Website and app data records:
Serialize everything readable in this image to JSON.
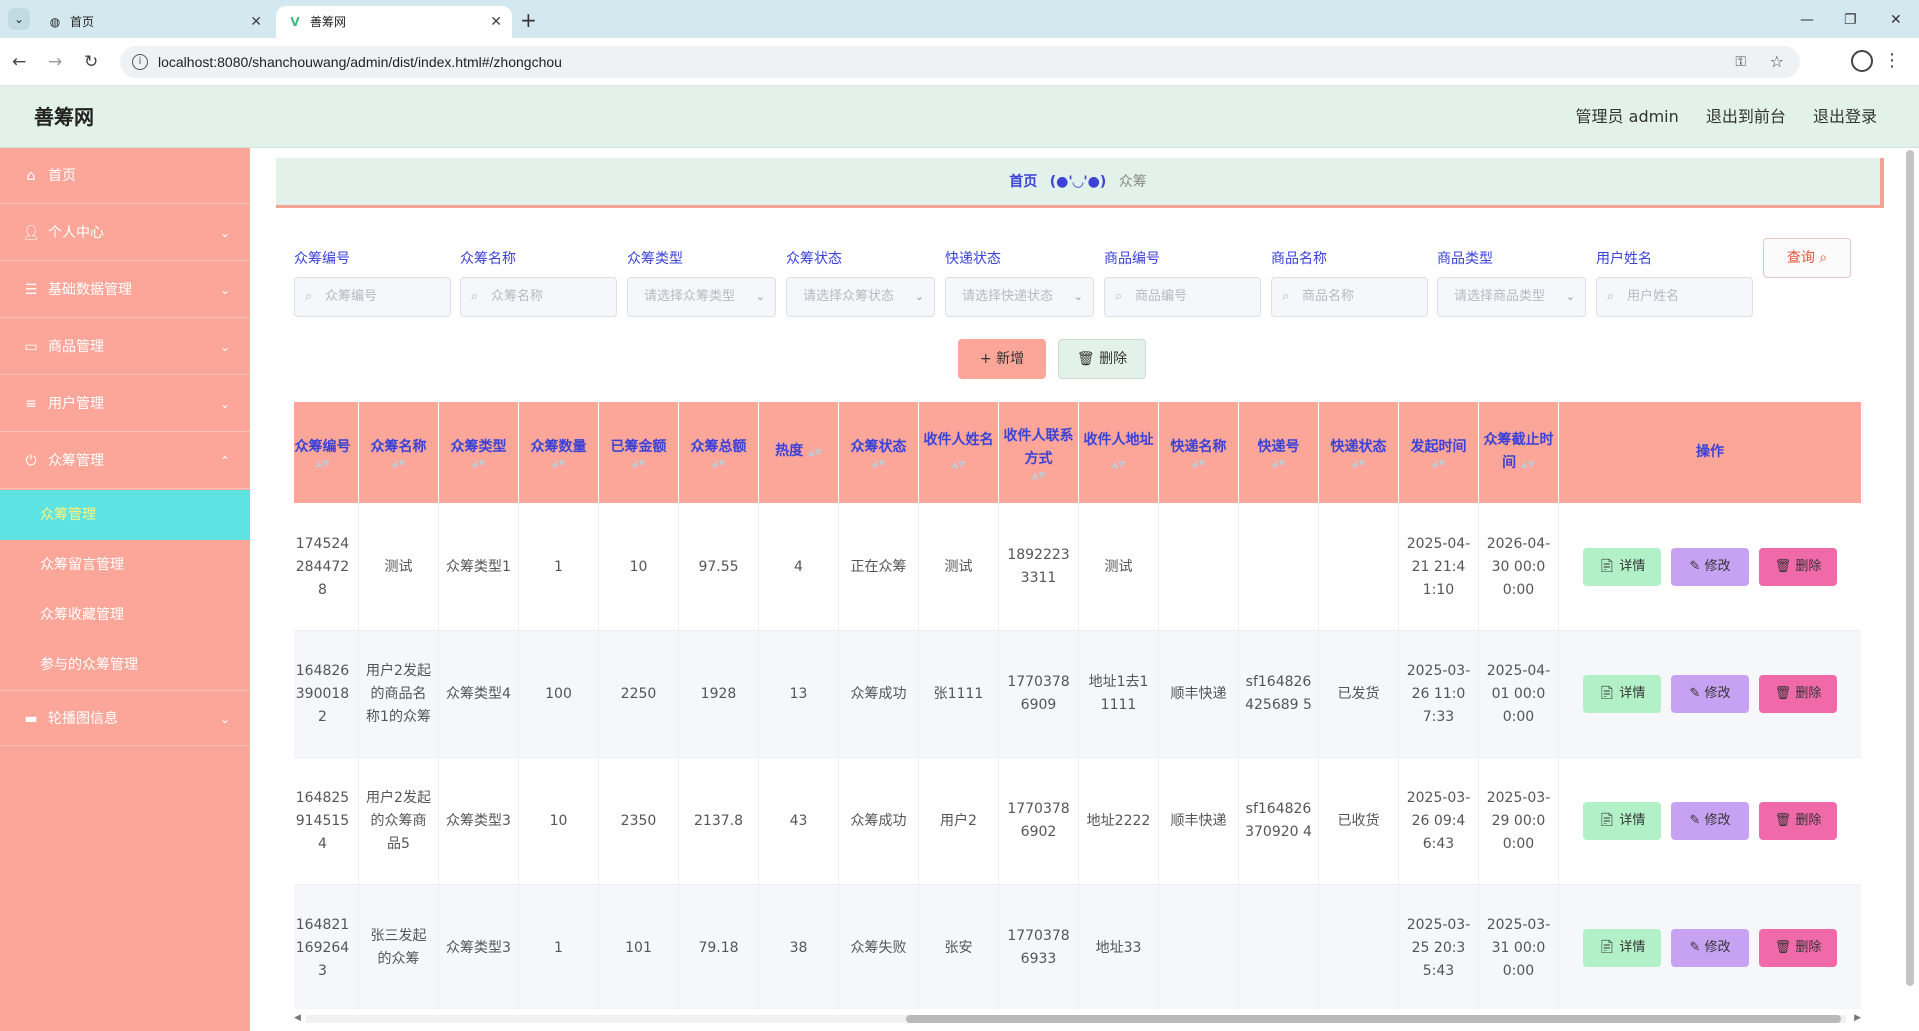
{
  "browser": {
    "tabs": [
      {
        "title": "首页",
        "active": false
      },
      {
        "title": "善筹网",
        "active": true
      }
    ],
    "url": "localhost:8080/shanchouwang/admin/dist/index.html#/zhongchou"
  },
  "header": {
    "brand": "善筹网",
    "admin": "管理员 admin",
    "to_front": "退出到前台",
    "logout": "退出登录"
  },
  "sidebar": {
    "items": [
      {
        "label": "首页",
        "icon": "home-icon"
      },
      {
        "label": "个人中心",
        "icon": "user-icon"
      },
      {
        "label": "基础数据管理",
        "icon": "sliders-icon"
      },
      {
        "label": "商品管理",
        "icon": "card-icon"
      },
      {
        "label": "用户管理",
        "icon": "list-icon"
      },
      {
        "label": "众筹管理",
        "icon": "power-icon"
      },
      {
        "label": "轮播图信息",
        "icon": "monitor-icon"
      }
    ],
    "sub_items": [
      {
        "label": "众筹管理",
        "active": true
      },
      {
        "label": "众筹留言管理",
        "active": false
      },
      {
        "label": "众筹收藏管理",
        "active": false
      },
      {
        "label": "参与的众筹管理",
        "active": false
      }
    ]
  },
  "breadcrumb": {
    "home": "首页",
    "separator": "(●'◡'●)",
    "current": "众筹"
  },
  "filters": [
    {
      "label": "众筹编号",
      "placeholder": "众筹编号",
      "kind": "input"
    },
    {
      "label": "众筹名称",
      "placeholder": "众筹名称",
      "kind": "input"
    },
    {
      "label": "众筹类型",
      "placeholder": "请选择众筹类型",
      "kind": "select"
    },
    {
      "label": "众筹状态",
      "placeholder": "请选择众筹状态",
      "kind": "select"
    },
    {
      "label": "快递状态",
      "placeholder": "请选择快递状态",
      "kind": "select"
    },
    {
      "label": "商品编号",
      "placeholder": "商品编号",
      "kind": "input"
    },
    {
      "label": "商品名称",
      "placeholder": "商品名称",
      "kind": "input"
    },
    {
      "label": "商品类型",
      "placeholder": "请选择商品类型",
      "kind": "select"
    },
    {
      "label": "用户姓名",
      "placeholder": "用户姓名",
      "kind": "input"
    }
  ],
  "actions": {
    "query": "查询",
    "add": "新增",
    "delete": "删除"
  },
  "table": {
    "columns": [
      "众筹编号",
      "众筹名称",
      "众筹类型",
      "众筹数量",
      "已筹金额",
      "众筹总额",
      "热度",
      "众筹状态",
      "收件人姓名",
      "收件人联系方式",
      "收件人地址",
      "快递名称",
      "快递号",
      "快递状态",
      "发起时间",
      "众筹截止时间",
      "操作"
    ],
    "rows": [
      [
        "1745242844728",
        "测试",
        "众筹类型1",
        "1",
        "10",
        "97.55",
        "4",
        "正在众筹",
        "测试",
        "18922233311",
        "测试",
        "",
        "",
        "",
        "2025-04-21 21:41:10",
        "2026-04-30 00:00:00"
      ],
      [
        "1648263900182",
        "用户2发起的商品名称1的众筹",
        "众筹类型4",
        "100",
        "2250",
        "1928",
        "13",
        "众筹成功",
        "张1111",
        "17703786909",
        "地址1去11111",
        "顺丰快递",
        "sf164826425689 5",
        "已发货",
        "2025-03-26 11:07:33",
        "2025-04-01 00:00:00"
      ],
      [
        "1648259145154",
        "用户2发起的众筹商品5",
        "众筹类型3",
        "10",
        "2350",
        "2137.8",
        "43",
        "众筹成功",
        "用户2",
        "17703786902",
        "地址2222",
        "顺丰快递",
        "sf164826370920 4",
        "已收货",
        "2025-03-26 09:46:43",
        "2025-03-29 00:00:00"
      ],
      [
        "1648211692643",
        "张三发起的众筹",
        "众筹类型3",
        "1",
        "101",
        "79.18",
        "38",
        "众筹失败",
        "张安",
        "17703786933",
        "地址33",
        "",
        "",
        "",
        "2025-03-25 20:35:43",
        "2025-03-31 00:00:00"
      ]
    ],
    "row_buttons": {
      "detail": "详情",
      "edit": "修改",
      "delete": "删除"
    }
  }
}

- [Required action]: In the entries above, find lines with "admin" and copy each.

- [Written reply]:
    "url": "localhost:8080/shanchouwang/admin/dist/index.html#/zhongchou"
    "admin": "管理员 admin",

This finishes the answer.